[EXERCISE]:
The output is the line containing "Output a JSON" plus every later line down to the end of the listing below, copied exactly. No pictures belong in it.

[MATERIAL PROVIDED]:
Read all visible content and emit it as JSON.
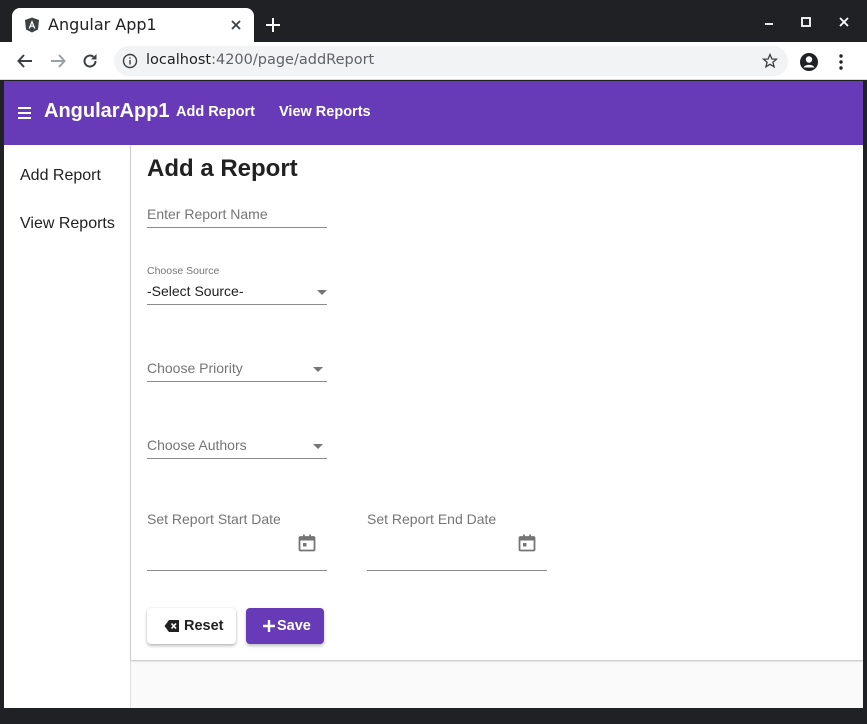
{
  "browser": {
    "tab_title": "Angular App1",
    "url_host": "localhost",
    "url_path": ":4200/page/addReport"
  },
  "app": {
    "brand": "AngularApp1",
    "nav_links": [
      "Add Report",
      "View Reports"
    ],
    "sidenav_items": [
      "Add Report",
      "View Reports"
    ],
    "accent_color": "#673ab7"
  },
  "form": {
    "title": "Add a Report",
    "report_name_placeholder": "Enter Report Name",
    "source_label": "Choose Source",
    "source_value": "-Select Source-",
    "priority_placeholder": "Choose Priority",
    "authors_placeholder": "Choose Authors",
    "start_date_placeholder": "Set Report Start Date",
    "end_date_placeholder": "Set Report End Date",
    "reset_label": "Reset",
    "save_label": "Save"
  }
}
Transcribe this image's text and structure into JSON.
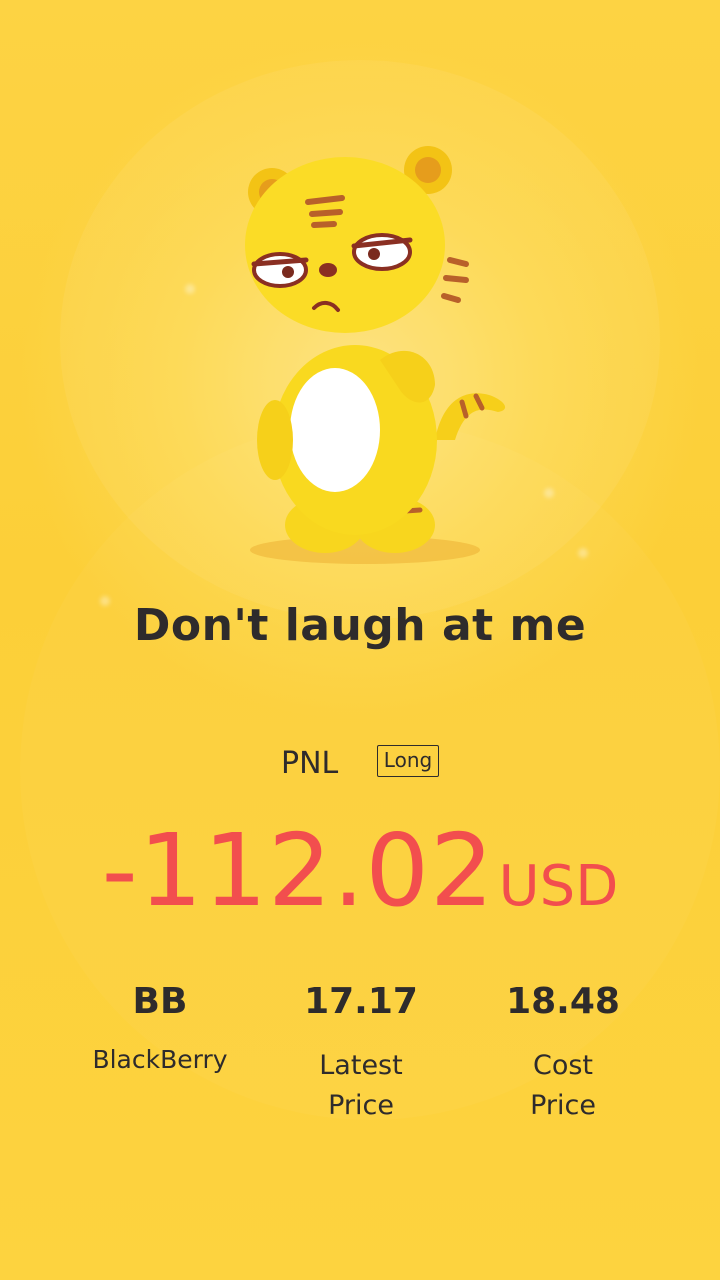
{
  "headline": "Don't laugh at me",
  "pnl": {
    "label": "PNL",
    "side": "Long",
    "value": "-112.02",
    "unit": "USD",
    "color": "#f24e4e"
  },
  "stats": [
    {
      "value": "BB",
      "label": "BlackBerry"
    },
    {
      "value": "17.17",
      "label_line1": "Latest",
      "label_line2": "Price"
    },
    {
      "value": "18.48",
      "label_line1": "Cost",
      "label_line2": "Price"
    }
  ],
  "mascot": {
    "icon": "tiger-mascot-icon"
  },
  "colors": {
    "background": "#fdd13a",
    "text": "#2e2b2c"
  }
}
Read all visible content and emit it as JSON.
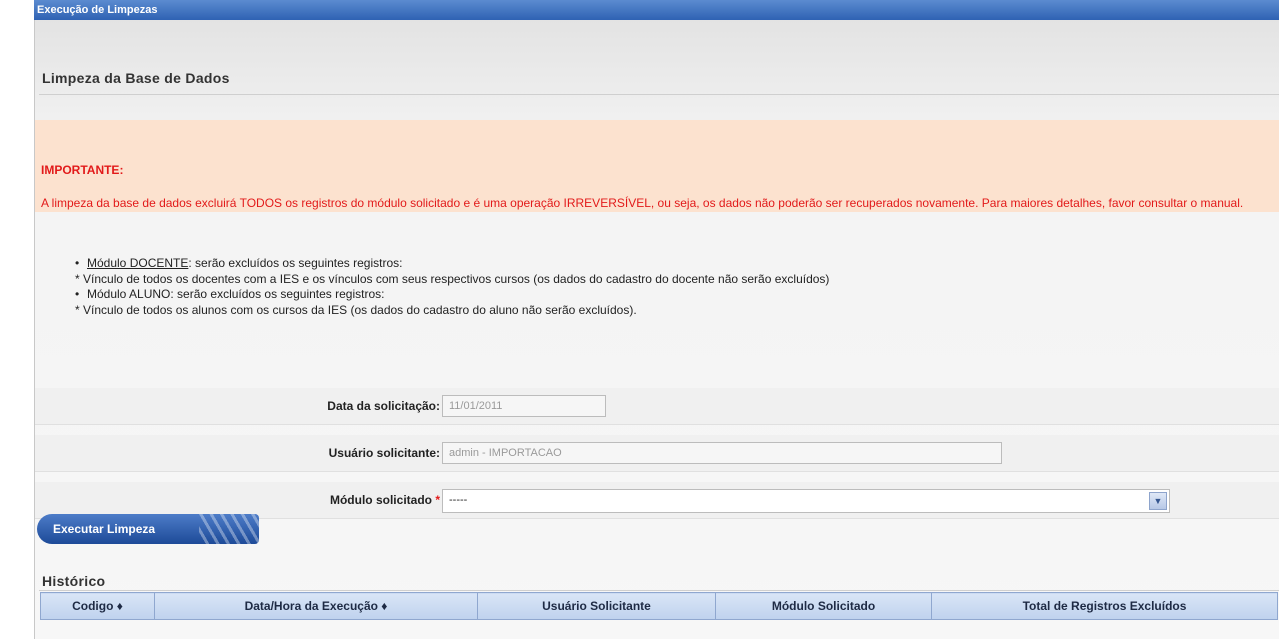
{
  "window": {
    "title": "Execução de Limpezas"
  },
  "page": {
    "title": "Limpeza da Base de Dados"
  },
  "warning": {
    "title": "IMPORTANTE:",
    "text": "A limpeza da base de dados excluirá TODOS os registros do módulo solicitado e é uma operação IRREVERSÍVEL, ou seja, os dados não poderão ser recuperados novamente. Para maiores detalhes, favor consultar o manual."
  },
  "info": {
    "docente_head": "Módulo DOCENTE",
    "docente_rest": ": serão excluídos os seguintes registros:",
    "docente_detail": "* Vínculo de todos os docentes com a IES e os vínculos com seus respectivos cursos (os dados do cadastro do docente não serão excluídos)",
    "aluno_head": "Módulo ALUNO: serão excluídos os seguintes registros:",
    "aluno_detail": "* Vínculo de todos os alunos com os cursos da IES (os dados do cadastro do aluno não serão excluídos)."
  },
  "form": {
    "data_label": "Data da solicitação:",
    "data_value": "11/01/2011",
    "usuario_label": "Usuário solicitante:",
    "usuario_value": "admin - IMPORTACAO",
    "modulo_label": "Módulo solicitado",
    "required_mark": "*",
    "modulo_value": "-----"
  },
  "actions": {
    "execute_label": "Executar Limpeza"
  },
  "history": {
    "title": "Histórico",
    "columns": [
      "Codigo ♦",
      "Data/Hora da Execução ♦",
      "Usuário Solicitante",
      "Módulo Solicitado",
      "Total de Registros Excluídos"
    ]
  },
  "colors": {
    "warning_text": "#e21a1a",
    "warning_bg": "#fce2cf",
    "accent": "#2f62b3"
  }
}
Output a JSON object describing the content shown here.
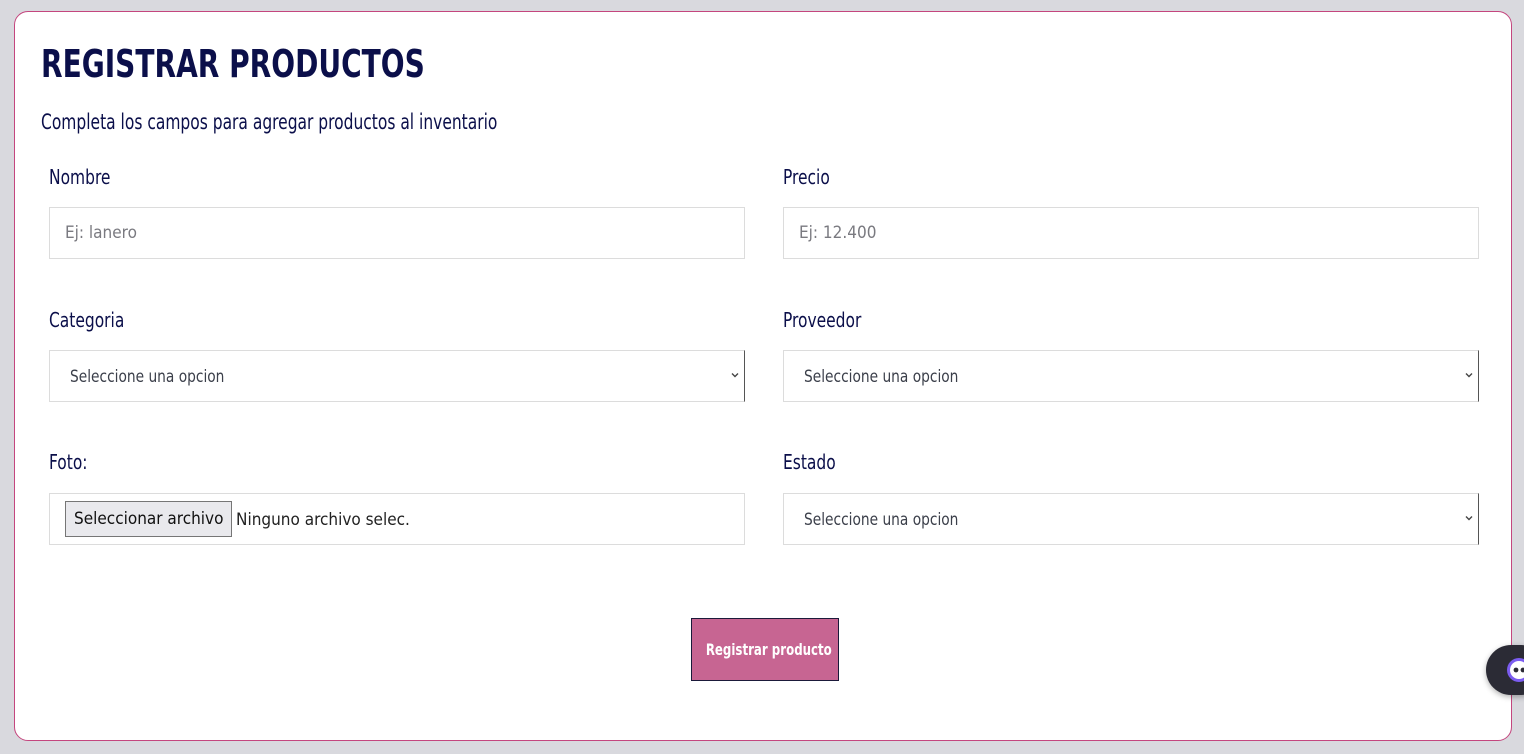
{
  "form": {
    "title": "REGISTRAR PRODUCTOS",
    "subtitle": "Completa los campos para agregar productos al inventario",
    "nombre": {
      "label": "Nombre",
      "placeholder": "Ej: lanero"
    },
    "precio": {
      "label": "Precio",
      "placeholder": "Ej: 12.400"
    },
    "categoria": {
      "label": "Categoria",
      "selected": "Seleccione una opcion"
    },
    "proveedor": {
      "label": "Proveedor",
      "selected": "Seleccione una opcion"
    },
    "foto": {
      "label": "Foto:",
      "button_label": "Seleccionar archivo",
      "status": "Ninguno archivo selec."
    },
    "estado": {
      "label": "Estado",
      "selected": "Seleccione una opcion"
    },
    "submit_label": "Registrar producto"
  },
  "colors": {
    "accent": "#c76592",
    "border_accent": "#c4467e",
    "heading": "#0b0f4a"
  },
  "icons": {
    "select_arrow": "chevron-down-icon",
    "assistant": "assistant-bot-icon"
  }
}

[WRITTEN RESPONSE]:
Output a JSON object describing the content shown here.
{
  "form": {
    "title": "REGISTRAR PRODUCTOS",
    "subtitle": "Completa los campos para agregar productos al inventario",
    "nombre": {
      "label": "Nombre",
      "placeholder": "Ej: lanero"
    },
    "precio": {
      "label": "Precio",
      "placeholder": "Ej: 12.400"
    },
    "categoria": {
      "label": "Categoria",
      "selected": "Seleccione una opcion"
    },
    "proveedor": {
      "label": "Proveedor",
      "selected": "Seleccione una opcion"
    },
    "foto": {
      "label": "Foto:",
      "button_label": "Seleccionar archivo",
      "status": "Ninguno archivo selec."
    },
    "estado": {
      "label": "Estado",
      "selected": "Seleccione una opcion"
    },
    "submit_label": "Registrar producto"
  },
  "colors": {
    "accent": "#c76592",
    "border_accent": "#c4467e",
    "heading": "#0b0f4a"
  },
  "icons": {
    "select_arrow": "chevron-down-icon",
    "assistant": "assistant-bot-icon"
  }
}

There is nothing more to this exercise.